* _WORK INSTRUCTION_
The result should be every line in the data below that carries the string "caption".

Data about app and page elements

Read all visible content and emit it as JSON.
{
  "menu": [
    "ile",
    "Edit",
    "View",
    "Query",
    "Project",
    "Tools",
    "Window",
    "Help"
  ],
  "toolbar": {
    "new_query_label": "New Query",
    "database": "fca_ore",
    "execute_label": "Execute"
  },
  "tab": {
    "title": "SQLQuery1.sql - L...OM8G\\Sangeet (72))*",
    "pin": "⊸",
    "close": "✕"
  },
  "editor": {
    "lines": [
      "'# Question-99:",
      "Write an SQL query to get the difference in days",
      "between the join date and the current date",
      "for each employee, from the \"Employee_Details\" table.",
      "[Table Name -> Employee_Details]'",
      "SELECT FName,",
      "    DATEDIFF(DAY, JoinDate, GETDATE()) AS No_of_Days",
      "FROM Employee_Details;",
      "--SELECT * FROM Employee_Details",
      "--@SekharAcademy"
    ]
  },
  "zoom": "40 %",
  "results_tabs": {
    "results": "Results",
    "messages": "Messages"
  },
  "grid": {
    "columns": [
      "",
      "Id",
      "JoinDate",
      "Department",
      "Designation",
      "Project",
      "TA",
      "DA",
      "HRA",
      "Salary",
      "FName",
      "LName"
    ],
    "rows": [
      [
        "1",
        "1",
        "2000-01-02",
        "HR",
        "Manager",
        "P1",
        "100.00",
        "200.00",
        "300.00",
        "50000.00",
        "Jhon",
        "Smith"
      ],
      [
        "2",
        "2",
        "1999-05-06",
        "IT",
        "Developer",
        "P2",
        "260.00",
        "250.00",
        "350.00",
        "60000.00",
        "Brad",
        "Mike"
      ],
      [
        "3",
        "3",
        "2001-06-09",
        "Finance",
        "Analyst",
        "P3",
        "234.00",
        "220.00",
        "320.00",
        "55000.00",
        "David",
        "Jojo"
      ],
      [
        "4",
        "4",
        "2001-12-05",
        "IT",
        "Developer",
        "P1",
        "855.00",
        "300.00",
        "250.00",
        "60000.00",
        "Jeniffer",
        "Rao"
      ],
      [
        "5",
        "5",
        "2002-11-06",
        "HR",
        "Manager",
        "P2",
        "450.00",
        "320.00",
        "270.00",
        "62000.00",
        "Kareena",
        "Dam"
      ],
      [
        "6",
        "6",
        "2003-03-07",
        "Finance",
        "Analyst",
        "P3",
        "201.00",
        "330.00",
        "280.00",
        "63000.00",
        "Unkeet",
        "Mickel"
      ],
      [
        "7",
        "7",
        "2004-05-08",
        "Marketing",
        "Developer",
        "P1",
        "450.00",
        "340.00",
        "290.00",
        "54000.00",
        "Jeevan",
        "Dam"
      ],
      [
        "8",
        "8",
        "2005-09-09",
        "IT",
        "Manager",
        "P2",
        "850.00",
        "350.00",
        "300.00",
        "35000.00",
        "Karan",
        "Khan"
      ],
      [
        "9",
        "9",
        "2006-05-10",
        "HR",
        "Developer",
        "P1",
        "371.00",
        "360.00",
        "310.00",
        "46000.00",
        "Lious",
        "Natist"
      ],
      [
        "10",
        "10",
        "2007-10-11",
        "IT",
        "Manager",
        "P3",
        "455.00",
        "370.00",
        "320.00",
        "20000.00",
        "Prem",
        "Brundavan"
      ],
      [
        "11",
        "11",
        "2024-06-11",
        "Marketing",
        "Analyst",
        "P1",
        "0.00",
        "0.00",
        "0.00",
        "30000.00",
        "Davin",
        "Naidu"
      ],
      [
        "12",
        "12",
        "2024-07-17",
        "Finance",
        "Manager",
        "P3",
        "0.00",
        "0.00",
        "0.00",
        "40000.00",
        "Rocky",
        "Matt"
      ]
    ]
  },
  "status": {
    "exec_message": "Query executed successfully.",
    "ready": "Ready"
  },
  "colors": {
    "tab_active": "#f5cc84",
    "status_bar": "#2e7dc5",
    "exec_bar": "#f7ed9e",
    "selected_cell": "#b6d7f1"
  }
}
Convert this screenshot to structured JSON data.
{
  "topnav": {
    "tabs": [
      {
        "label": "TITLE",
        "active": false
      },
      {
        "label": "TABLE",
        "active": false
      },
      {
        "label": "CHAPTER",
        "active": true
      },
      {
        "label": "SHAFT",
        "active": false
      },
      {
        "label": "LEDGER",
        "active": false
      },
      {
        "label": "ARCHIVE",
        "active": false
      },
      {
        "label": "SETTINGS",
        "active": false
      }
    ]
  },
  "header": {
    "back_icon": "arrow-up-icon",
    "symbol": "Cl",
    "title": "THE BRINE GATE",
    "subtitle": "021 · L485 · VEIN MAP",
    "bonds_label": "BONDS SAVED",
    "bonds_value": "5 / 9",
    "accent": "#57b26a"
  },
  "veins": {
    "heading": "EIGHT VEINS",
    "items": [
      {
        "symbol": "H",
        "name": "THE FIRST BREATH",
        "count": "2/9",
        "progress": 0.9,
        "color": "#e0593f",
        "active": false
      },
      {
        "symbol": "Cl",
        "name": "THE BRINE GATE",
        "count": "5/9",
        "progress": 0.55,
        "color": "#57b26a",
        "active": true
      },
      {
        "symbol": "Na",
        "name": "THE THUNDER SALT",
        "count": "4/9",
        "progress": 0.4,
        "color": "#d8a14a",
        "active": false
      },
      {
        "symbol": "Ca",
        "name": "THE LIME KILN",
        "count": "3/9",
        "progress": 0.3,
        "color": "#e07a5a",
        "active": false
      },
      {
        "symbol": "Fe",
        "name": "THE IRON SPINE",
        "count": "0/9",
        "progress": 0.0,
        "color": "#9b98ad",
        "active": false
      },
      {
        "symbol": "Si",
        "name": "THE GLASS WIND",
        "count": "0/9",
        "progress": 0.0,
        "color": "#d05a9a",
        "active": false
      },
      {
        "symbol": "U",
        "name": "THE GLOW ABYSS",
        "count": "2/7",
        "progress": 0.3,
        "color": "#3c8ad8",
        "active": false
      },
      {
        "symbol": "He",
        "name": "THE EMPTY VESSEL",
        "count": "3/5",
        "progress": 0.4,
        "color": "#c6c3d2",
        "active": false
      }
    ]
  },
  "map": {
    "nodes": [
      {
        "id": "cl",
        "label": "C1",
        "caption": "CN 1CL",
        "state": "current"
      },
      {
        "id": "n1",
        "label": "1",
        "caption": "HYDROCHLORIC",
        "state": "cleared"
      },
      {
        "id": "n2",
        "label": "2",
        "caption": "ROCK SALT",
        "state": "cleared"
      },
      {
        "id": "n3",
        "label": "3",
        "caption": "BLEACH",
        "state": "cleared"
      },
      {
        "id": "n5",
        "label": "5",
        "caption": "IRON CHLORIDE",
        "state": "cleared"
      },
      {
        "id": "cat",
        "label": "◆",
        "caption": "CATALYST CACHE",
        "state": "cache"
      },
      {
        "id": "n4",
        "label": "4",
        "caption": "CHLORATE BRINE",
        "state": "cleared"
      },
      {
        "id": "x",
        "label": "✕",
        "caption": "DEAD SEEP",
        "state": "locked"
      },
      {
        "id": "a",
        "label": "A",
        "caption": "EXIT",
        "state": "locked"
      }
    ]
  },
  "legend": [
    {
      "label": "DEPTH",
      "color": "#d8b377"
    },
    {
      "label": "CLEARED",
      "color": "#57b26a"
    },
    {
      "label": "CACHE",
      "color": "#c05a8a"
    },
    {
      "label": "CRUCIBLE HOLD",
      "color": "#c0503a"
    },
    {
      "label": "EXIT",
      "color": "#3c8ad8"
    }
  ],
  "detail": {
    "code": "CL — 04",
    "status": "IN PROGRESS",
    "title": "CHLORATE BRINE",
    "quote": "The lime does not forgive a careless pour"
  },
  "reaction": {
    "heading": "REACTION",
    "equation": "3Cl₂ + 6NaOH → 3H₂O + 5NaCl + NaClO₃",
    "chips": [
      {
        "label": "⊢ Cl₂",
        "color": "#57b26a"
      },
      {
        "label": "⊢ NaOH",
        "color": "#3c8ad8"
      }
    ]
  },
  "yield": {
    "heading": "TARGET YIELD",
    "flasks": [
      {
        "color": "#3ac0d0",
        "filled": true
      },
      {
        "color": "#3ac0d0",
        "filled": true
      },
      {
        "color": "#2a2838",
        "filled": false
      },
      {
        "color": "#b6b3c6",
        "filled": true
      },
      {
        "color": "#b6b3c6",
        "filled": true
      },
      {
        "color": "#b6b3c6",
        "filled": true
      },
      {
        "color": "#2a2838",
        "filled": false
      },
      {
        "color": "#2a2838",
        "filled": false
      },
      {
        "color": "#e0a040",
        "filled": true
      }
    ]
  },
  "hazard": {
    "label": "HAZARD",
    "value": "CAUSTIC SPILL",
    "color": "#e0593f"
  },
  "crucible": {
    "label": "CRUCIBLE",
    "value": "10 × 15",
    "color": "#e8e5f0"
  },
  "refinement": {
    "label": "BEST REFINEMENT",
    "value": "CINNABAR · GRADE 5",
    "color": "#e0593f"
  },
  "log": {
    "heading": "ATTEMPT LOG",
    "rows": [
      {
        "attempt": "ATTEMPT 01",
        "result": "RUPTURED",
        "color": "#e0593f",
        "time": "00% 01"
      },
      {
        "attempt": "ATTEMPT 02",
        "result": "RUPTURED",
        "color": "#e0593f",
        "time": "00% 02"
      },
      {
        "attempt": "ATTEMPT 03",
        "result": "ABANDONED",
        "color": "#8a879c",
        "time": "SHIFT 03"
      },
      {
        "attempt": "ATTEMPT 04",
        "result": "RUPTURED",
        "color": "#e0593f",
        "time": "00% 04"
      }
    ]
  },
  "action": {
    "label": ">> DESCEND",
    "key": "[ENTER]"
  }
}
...
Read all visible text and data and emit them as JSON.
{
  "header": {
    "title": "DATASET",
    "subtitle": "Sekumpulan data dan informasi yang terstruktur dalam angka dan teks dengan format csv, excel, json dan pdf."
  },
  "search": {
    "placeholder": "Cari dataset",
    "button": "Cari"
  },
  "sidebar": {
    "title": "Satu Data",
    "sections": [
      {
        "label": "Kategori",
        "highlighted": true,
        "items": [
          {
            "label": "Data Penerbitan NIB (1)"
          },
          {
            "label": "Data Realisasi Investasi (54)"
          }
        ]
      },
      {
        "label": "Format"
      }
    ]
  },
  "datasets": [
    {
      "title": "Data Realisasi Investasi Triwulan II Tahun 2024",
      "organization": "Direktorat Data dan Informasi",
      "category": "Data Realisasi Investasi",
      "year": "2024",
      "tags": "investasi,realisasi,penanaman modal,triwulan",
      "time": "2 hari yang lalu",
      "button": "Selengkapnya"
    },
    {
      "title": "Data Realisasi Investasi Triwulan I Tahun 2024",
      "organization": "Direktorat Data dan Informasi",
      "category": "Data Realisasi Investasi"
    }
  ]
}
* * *
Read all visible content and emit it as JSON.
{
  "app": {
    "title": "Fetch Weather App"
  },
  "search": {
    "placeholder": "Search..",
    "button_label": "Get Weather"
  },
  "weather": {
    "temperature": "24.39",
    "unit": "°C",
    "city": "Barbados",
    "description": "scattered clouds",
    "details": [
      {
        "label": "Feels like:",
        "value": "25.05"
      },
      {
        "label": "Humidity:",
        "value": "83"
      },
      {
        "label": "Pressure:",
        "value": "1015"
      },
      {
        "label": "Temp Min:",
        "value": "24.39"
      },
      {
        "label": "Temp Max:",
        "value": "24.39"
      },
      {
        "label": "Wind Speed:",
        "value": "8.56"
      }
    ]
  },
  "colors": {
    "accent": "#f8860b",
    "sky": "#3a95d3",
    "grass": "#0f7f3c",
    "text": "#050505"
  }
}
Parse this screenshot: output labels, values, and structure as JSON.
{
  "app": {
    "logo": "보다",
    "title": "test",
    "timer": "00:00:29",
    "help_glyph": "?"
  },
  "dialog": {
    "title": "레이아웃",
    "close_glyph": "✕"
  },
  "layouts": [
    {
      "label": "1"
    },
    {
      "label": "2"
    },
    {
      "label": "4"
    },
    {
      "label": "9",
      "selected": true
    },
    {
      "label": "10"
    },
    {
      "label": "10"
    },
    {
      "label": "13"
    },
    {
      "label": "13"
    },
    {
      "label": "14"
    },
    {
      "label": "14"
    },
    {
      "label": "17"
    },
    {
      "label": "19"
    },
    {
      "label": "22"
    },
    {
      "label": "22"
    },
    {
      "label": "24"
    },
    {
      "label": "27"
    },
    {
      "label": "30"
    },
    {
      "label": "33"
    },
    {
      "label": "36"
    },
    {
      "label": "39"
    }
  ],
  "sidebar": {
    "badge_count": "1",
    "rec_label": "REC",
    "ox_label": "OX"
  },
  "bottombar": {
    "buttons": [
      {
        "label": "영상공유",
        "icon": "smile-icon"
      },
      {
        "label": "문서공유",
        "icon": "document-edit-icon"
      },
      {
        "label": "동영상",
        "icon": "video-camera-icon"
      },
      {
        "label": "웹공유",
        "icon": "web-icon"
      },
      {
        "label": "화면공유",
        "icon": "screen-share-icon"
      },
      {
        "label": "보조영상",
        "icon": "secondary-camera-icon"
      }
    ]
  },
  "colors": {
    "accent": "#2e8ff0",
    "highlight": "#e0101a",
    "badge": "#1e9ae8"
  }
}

* _SOLUTION TO THIS PROBLEM_
        "caption": "CN 1CL",
        "caption": "HYDROCHLORIC",
        "caption": "ROCK SALT",
        "caption": "BLEACH",
        "caption": "IRON CHLORIDE",
        "caption": "CATALYST CACHE",
        "caption": "CHLORATE BRINE",
        "caption": "DEAD SEEP",
        "caption": "EXIT",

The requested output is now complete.